© 2015 Horsekeeping LLC © Copyright Information
The authenticity of each jewelry item and artifact that we sell on Horsekeeping.com is confirmed in person by us or by our partners to be Native American made. Otherwise it will not be listed as such.
We deal mainly with Native American Indian artists located in New Mexico and Arizona (the heart of Navajo, Hopi, Santo Domingo, Apache and Zuni country) and South Dakota (Oglala Lakota). In many cases, we purchase directly from the artists themselves. Buying in person allows us not only to confirm authenticity, but also to hand select the finest pieces, the best stones, and to learn interesting details about the people who make the jewelry.
The items in our store are either hallmarked / signed authentic Native American Indian Made pieces OR unsigned / unmarked pieces. Prior to 1950 hallmarks were not commonly used (read about hallmarks.). The unsigned pieces in our "Vintage Shop" are most likely Indian made but by law cannot be listed as such since their exact origin cannot be proven. We will designate authenticity status on each individual item page.
Jewelry that is Native American style but is made by craftsmen that are not Native Americans cannot be called Native American or Indian. Yet it often is! These knockoffs hurt Native American artists and legitimate sellers because of the low prices charged for the fakes.

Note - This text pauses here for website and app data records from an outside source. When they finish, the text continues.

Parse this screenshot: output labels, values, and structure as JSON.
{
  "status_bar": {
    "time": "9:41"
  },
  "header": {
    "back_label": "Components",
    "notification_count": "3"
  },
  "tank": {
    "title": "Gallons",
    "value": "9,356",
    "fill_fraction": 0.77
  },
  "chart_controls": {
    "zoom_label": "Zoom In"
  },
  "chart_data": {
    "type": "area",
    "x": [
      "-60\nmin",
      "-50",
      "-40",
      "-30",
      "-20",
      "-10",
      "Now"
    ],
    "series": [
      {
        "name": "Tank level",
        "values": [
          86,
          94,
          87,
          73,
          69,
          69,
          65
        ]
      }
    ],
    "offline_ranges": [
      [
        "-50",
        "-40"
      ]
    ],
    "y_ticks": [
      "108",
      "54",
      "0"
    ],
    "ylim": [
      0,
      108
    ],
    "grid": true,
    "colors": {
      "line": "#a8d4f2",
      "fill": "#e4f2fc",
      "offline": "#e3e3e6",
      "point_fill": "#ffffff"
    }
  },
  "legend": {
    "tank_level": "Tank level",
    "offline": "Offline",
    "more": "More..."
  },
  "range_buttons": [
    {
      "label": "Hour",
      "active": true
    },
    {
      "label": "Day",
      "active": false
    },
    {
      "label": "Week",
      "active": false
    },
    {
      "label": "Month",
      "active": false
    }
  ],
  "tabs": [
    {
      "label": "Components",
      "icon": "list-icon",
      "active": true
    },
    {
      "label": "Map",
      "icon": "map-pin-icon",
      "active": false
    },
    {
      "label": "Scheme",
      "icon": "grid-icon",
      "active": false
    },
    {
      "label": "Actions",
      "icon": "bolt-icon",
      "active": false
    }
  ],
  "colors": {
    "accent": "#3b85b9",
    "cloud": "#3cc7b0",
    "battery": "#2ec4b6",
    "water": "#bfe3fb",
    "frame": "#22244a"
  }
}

If authenticity is important to you, buy only from reputable sellers who offer genuine Native American made merchandise. We at Horsekeeping.com describe our authentic Native American made items as "Native American". When an item cannot be authenticated, we will not call it Native American.
The Indian Arts and Crafts Act of 1990 states that "it is illegal to offer or display for sale, or sell any art or craft product in a manner that falsely suggests it is Indian produced, an Indian product, or the product of a particular Indian tribe."
Every item we offer as Native American made is in full compliance with this act.
Certificates of Authenticity. Legally, only the artist who makes a piece can fill out and sign a Certificate of Authenticity (COA). Therefore, for us to send you a generic certificate serves no purpose. Only about a half dozen of the artists that we purchase from provide COAs. Of the rest, many of them sign or put a hallmark on their pieces. Some do not. Buying from reputable sellers is your main assurance that the Native American item you purchase is Native American made.